Notice: Kifco holds an exclusive license for the application of foam for emergency mass depopulation of poultry under United States Patent No. 7,435,166.
If Avian influenza, or other disease, strikes a commercial broiler house, the
industry and agricultural departments must react immediately to prevent the
spread of disease.
Field tested and developed with input from the poultry industry, the Avi-FoamGuard has been proven 100% effective in depopulating infected poultry houses. Researchers and
veterinarians have learned that using foam with the right bubble size is a practical, humane and
effective method for mass depopulation. It creates an occlusion in the trachea of birds, causing
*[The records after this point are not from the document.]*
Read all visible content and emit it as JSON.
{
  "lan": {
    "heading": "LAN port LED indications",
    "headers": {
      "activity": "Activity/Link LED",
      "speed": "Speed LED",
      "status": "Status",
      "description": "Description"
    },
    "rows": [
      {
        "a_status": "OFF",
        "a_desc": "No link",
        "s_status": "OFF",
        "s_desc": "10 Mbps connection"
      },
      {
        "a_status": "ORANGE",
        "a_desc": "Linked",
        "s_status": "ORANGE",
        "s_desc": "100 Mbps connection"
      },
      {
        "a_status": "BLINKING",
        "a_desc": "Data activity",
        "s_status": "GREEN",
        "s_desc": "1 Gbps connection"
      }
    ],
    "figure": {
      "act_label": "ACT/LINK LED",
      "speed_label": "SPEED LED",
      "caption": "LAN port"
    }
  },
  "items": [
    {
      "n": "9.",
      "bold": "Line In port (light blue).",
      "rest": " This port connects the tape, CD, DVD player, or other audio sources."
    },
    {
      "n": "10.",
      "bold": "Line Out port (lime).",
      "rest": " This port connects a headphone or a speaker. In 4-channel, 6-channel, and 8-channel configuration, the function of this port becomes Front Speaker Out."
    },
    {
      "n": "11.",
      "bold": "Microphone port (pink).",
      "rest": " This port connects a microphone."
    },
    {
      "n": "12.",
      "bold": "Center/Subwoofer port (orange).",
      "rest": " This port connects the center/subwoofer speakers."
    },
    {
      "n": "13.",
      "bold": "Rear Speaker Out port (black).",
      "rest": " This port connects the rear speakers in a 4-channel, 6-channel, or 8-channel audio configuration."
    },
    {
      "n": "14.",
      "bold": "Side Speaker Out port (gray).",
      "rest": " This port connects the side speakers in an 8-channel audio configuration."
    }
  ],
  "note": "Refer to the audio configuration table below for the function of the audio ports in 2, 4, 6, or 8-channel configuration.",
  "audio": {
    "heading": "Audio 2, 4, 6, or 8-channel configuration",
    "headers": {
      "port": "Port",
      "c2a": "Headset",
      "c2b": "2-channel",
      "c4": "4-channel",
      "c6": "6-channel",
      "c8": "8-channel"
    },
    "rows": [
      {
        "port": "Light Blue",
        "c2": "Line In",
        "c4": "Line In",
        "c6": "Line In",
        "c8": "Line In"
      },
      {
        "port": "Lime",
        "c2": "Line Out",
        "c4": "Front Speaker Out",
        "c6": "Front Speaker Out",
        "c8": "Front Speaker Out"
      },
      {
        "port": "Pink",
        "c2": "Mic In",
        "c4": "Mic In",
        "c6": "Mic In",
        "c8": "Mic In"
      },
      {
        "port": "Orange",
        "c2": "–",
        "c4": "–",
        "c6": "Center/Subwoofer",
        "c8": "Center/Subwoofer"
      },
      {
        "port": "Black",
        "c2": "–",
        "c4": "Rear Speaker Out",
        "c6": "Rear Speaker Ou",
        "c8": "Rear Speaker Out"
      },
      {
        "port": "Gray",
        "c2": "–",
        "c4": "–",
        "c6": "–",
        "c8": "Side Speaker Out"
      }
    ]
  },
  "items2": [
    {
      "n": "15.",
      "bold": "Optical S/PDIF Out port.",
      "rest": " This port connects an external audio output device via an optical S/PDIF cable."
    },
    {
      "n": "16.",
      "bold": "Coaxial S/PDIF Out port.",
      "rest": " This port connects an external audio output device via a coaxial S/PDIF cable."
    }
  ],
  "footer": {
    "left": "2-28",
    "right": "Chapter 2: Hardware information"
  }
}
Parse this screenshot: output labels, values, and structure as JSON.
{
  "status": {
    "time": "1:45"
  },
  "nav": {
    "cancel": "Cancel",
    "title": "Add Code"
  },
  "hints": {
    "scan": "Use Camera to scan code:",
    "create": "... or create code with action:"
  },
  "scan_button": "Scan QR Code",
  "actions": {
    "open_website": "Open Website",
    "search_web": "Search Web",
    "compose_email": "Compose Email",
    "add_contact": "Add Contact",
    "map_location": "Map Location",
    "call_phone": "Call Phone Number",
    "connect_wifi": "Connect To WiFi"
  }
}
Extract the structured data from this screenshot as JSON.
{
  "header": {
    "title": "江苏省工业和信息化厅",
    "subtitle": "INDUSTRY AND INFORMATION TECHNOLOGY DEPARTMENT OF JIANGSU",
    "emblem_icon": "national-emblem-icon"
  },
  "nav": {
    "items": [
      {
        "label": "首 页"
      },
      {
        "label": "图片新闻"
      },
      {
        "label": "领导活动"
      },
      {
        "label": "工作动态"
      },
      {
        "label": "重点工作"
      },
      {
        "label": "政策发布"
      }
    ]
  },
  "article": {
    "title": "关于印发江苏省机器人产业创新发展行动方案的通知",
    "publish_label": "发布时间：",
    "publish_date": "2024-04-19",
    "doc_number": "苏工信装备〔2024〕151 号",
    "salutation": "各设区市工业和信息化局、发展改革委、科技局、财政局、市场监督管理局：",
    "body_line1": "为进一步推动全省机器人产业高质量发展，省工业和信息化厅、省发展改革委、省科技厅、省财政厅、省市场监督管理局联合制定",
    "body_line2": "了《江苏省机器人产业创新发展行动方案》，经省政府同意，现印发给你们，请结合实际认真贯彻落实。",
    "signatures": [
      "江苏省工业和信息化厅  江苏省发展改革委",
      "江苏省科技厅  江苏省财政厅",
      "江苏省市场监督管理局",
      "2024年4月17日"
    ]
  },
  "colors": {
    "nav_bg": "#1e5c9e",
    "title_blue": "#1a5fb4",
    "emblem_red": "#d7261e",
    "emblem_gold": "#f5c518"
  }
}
immediate hypoxia in less than three minutes. Crews can depopulate a large commercial broiler
house in less than an hour using our proven technology, U.L.-listed non-toxic foam, and the
straightforward controls of the Avi-FoamGuard.
Local producers, agriculture departments, and emergency management personnel can quickly
learn to operate the equipment and can rely on its ease of use. Specially designed to reduce the
number of personnel who must enter a facility, the Avi-FoamGuard greatly reduces biosecurity risk
over prior methods. From set-up to clean-up, the Avi-FoamGuard system requires only a two-person
crew to operate, representing an enormous savings in cost and time. Even better, only one operator
needs to enter a facility. Avi-FoamGuard gives commercial producers a simple method that quickly
suppresses infected poultry without unduly stressing poultry or personnel; it may even enhance the
composting process necessary to neutralize viruses.
Current methods - including whole-house CO2 gas poly-tents or live-haul cage depopulation -
waste valuable time. They expose large crews to unnecessary risk of infection. Other methods such
as cervical dislocation are stressful to both poultry and
personnel. Using any of these methods in the event of an
outbreak would require a significant crew and would result
in substantial costs. Moreover, such methods continually
expose crews to sick or virus-infected animals.